How Does a Radiation Therapist Functions?

Radiation TherapistIf you are wondering what radiation therapy is all about and how does radiation therapist performs, then you have reached the right place. Here, you will find everything that you need to understand about radiation therapy. As from the name, it is clear that radiation therapy is a treatment, which involves treating patients by exposing them to radiations that kills tumours.

Radiation beams consist of X-rays as discovered by Roentgen. These extremely powerful rays kill cells by penetrating the DNA and making them functionally inactive. A significant advantage of using this technology is that the x-rays do not cause any harm to the epithelial tissues such as skin tissues and can pass through them without harming them. Thus, doctors can use this technique externally without having to operate patients making it one of the most economical and safe solution.

A radiation therapist is responsible for deciding the right dose of radiation and the spot where it is required to subject. It is primarily a therapist’s job to find out the target tissues and radiate them using external mechanism by adjusting the level of intensity of x-rays to treat a patient. In general, a therapist makes use of multiple sharp monochromatic beams of x-rays to focus them at the target. Many low-intensity radiation beams converge upon from different directions to target tissue.

Using this technique, the therapist can pass low-intensity radiation through the skin of the patient without harming the external tissues. Multiple low-intensity beams converge upon the spot that requires irradiation, after which the beams interferes constructively to cause amplification in their intensity, which is responsible for causing dysfunction of DNA – a building block of life. On disrupting DNA in a cell, the cellular function disrupts eventually causing the death of the cell. Radiation therapy is thus effective against most malignant tumours and cancerous growths.

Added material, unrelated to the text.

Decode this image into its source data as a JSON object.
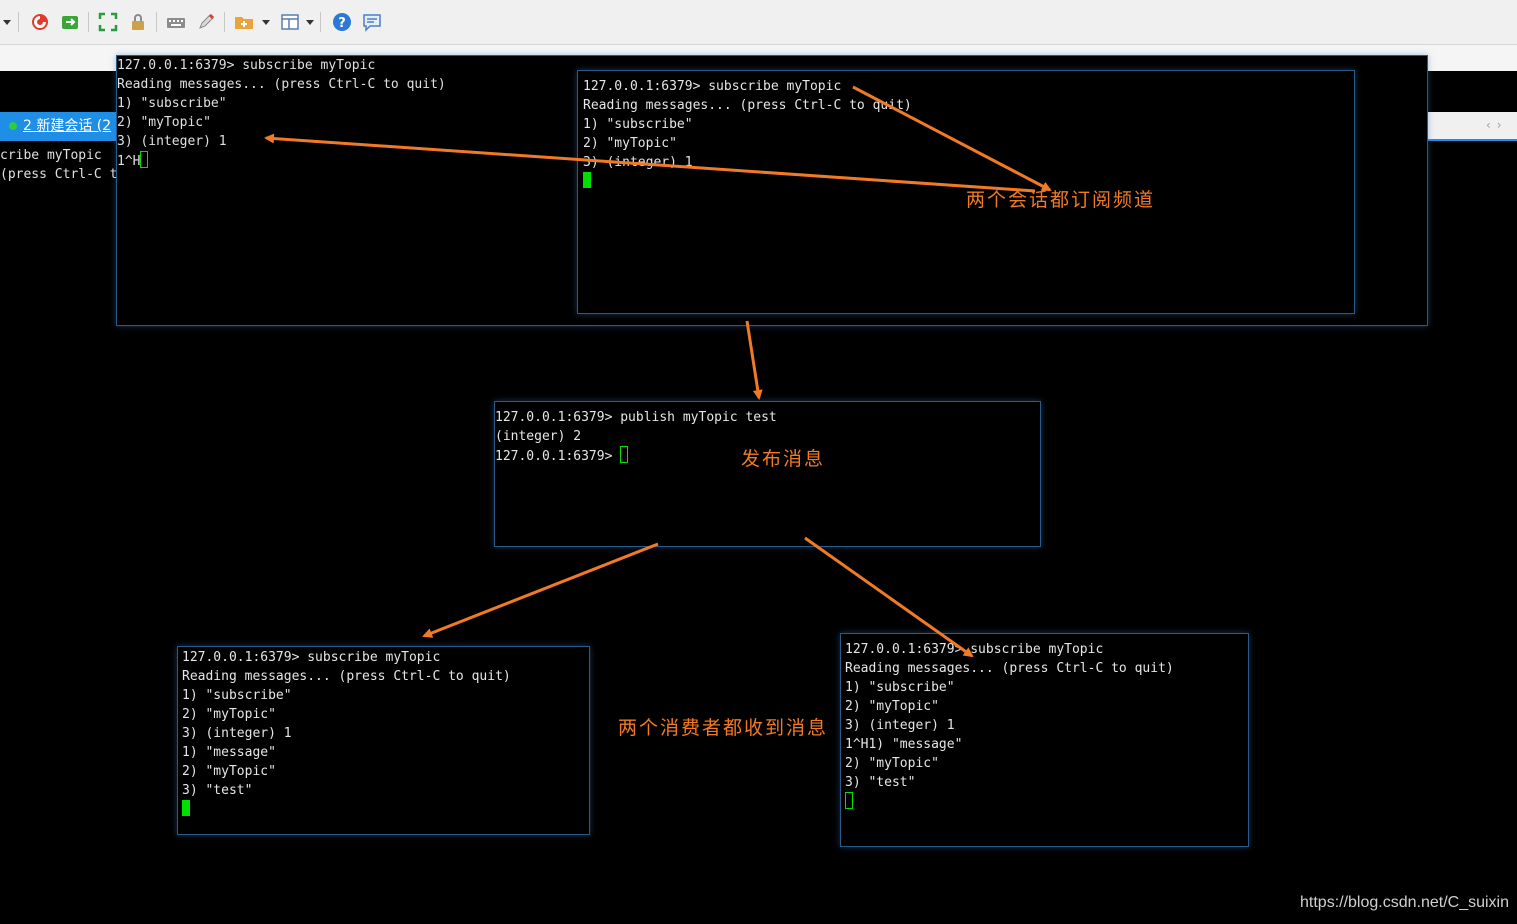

There are different ways through which a radiation therapist can administer radiation therapy to patients. One of the preferred means is external radiation, but in case the patient has tumour growth deep inside, then there is an increased risk that external radiation therapy may cause harm to healthy living cells. Hence, under such circumstances, a therapist may resort to Brachytherapy or Radioisotope therapy (RIT). Both treatments exclude using external radiation sources, as they destroy tumour cells situated locally.

In the case of Brachytherapy, small needles are inserted inside the body near the infested tumour tissues. These are by no means ordinary needles, as they contain radioactive samples, which can cause harm to the cells. The inserts remain in body surrounding the infected tissues and radiate to kill cancerous cells. Also, the radiation therapist makes use of RIT, which involves passing radioactive isotopes inside the body through ordinary ingestion means such as with health drinks or tonics. These isotopes then move into the bloodstream to reach the target site and kill tumours. Further, depending on the type of cancer, the therapist decides the method of irradiating the cells.

Often a cause of concern for most radiation therapist is making a right judgment by laying boundaries between healthy cells and infected cells. A wrong estimation may cause harm to lymph nodes also causing internal spreading of a tumour and hence, therapists need to be extra cautious.